EXERCISE MATERIALS:
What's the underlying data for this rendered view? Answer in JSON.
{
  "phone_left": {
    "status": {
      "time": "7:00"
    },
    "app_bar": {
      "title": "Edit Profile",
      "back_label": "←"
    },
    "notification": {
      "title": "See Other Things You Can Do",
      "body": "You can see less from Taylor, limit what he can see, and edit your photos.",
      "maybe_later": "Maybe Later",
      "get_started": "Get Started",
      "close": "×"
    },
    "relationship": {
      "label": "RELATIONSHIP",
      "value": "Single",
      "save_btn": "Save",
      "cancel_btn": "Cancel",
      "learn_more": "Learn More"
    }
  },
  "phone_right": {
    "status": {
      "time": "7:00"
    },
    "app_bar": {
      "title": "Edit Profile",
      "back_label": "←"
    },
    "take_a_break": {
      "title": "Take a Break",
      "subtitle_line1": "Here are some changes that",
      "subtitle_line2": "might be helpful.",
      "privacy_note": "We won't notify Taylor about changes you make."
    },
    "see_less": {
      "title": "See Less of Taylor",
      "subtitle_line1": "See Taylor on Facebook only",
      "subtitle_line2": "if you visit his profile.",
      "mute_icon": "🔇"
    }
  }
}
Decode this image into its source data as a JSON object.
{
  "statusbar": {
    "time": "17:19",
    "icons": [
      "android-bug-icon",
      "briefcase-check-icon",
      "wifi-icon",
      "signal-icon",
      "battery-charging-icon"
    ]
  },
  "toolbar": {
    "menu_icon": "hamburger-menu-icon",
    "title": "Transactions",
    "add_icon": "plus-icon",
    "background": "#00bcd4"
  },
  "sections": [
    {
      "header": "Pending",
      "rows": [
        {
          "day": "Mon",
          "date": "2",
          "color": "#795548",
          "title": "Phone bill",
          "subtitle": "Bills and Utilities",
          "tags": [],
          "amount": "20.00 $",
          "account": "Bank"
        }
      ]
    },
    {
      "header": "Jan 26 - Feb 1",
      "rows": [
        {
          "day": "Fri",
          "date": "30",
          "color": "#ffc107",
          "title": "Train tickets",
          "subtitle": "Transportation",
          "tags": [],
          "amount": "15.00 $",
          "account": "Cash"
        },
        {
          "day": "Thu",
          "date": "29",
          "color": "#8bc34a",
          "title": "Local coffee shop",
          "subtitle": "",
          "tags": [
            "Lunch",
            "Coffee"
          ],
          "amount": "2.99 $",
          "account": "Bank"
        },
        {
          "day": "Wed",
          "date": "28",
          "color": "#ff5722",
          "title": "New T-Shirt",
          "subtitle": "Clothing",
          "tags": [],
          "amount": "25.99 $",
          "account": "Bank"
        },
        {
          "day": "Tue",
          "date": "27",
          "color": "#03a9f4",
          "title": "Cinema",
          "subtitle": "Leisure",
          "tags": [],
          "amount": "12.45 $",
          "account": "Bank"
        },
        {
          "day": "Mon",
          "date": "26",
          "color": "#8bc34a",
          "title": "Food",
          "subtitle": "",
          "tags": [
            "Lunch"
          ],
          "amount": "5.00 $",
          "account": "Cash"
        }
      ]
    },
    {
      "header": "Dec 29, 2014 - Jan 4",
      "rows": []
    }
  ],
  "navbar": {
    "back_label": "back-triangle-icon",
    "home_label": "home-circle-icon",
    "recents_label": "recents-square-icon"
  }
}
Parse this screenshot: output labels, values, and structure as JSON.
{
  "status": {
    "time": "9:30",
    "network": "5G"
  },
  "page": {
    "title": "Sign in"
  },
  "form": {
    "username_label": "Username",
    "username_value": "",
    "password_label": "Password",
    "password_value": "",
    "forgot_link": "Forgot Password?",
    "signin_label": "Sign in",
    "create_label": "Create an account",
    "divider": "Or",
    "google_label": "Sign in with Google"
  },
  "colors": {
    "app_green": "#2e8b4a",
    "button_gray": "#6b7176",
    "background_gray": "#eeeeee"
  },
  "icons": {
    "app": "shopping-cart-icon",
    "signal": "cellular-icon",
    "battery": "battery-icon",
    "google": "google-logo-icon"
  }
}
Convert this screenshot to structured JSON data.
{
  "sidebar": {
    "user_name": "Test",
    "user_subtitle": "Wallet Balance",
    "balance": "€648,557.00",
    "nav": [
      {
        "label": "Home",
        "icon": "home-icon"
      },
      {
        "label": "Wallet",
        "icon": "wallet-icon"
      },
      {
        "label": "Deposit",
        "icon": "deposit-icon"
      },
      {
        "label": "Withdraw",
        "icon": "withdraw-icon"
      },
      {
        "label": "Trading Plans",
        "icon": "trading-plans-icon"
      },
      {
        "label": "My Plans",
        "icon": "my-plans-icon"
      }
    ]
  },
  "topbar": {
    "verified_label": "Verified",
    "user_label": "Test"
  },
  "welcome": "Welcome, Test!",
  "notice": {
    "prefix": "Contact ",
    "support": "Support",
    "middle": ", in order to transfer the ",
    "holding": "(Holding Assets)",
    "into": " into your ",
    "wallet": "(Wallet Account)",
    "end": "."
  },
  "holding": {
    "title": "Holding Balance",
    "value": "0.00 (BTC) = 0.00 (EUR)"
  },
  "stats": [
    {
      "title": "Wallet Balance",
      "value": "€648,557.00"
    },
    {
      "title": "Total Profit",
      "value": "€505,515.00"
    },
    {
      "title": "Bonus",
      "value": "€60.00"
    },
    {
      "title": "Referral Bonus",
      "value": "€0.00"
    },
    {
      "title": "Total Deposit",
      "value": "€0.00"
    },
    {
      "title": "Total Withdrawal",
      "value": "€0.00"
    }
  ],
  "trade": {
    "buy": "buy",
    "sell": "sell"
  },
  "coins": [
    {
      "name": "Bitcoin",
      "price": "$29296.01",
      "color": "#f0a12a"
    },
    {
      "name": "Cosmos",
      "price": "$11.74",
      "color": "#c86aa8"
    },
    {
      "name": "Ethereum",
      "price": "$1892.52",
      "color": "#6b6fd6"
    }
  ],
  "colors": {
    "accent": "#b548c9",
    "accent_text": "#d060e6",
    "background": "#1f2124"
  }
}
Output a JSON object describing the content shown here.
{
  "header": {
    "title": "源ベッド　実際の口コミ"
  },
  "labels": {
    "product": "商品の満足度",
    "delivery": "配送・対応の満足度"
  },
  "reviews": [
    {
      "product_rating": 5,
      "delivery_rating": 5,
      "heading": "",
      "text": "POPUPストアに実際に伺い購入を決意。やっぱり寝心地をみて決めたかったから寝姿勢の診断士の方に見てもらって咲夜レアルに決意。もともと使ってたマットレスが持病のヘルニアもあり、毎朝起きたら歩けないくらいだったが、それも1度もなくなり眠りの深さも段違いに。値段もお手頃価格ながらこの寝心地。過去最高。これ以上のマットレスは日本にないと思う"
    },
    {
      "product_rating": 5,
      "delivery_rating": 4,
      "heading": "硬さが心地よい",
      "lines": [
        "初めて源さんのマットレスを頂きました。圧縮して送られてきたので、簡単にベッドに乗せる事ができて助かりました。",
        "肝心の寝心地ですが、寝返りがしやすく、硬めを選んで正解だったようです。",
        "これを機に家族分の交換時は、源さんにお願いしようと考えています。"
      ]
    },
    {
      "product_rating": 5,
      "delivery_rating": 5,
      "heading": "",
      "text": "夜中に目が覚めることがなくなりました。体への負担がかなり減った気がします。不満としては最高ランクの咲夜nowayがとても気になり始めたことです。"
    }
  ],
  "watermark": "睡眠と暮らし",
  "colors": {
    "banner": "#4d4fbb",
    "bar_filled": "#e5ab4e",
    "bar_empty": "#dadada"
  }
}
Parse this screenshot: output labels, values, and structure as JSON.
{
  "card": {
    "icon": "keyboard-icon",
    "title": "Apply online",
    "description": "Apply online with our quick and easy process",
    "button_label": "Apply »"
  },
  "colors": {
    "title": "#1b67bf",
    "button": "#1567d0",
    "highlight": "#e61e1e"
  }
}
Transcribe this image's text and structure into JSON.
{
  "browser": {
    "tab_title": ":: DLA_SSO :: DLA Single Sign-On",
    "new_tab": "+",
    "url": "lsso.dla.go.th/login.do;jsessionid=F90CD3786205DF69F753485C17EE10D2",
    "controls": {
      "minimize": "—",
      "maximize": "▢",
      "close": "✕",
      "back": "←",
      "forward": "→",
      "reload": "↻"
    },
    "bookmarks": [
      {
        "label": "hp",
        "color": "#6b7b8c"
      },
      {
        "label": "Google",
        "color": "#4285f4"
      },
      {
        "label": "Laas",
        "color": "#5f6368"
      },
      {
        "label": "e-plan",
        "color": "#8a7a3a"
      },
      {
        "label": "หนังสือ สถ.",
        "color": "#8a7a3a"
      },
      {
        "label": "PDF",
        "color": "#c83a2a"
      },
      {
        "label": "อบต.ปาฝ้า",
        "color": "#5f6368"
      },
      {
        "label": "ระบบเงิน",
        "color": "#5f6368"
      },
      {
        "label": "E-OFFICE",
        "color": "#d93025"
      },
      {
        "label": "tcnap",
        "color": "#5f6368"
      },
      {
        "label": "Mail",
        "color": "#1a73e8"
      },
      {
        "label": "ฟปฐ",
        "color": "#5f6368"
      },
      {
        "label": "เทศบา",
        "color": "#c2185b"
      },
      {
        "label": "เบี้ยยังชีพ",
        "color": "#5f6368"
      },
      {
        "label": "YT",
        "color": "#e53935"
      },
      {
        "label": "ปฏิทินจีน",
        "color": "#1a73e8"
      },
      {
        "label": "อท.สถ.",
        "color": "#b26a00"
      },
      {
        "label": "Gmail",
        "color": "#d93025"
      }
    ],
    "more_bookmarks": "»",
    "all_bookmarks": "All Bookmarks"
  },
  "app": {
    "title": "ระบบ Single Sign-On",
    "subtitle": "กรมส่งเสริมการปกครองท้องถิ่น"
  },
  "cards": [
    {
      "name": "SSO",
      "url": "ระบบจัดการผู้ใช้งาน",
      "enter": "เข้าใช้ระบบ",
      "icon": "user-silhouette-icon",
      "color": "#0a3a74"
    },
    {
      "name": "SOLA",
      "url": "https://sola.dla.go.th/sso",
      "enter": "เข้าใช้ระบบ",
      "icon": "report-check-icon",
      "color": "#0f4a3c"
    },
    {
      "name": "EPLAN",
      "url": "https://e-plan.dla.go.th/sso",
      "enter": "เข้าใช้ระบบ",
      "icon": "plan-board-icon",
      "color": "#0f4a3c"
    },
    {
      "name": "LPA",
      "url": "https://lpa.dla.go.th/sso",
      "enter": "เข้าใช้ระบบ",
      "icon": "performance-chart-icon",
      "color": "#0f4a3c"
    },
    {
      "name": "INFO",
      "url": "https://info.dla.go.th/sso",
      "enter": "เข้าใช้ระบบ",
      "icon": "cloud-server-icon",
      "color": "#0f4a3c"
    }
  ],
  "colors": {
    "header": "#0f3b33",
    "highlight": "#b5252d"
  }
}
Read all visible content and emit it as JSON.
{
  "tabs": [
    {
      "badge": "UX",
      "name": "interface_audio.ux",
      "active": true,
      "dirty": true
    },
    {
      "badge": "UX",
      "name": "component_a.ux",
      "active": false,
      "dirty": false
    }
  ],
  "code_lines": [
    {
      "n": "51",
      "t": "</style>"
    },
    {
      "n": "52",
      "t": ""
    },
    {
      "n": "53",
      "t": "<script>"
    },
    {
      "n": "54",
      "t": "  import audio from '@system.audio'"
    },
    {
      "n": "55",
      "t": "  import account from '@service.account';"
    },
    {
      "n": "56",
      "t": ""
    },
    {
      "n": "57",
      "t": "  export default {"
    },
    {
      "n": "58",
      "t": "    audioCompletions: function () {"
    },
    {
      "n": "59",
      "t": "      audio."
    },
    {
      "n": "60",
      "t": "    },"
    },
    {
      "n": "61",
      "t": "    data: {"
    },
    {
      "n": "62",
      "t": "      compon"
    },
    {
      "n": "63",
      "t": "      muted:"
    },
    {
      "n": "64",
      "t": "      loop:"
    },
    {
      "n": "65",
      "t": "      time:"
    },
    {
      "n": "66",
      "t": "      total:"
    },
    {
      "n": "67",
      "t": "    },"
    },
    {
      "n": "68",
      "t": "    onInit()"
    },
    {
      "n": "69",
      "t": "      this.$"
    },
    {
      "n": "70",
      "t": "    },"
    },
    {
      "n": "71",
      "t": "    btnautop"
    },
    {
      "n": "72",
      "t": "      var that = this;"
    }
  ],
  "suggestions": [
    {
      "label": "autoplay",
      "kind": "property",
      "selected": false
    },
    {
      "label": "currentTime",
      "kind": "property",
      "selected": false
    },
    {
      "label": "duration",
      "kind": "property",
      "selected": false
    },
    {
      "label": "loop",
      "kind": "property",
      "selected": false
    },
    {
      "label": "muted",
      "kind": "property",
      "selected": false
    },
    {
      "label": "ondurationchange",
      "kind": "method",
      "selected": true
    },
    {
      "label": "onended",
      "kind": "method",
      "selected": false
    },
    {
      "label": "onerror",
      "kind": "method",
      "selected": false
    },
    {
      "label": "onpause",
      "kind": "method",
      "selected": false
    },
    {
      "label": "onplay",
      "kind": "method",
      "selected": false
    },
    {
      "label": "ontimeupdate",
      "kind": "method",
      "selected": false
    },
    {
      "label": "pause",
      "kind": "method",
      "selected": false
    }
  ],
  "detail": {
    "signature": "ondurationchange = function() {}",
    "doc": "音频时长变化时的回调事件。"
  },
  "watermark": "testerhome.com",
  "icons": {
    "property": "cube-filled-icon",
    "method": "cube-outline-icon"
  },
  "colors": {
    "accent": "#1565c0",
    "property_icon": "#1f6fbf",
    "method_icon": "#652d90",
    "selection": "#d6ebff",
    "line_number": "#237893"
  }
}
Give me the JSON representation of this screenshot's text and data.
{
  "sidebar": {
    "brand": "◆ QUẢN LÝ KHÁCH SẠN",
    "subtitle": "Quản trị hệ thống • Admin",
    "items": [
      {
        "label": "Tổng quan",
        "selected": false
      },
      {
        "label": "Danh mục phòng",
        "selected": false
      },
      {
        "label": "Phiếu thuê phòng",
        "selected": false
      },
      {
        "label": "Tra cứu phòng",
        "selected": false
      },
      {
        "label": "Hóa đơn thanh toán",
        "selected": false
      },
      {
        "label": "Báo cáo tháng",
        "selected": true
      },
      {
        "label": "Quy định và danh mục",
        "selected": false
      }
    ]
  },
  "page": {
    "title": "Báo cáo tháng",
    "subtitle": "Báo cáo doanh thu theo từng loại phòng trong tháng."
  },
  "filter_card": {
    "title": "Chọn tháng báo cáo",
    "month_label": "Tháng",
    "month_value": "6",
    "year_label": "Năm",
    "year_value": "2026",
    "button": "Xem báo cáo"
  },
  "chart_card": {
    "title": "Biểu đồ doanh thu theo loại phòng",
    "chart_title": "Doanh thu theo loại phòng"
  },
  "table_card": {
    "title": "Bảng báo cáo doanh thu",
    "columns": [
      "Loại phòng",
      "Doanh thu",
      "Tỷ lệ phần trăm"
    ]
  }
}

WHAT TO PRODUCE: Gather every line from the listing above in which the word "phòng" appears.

SOLUTION BELOW:
        "label": "Danh mục phòng",
        "label": "Phiếu thuê phòng",
        "label": "Tra cứu phòng",
    "subtitle": "Báo cáo doanh thu theo từng loại phòng trong tháng."
    "title": "Biểu đồ doanh thu theo loại phòng",
    "chart_title": "Doanh thu theo loại phòng"
      "Loại phòng",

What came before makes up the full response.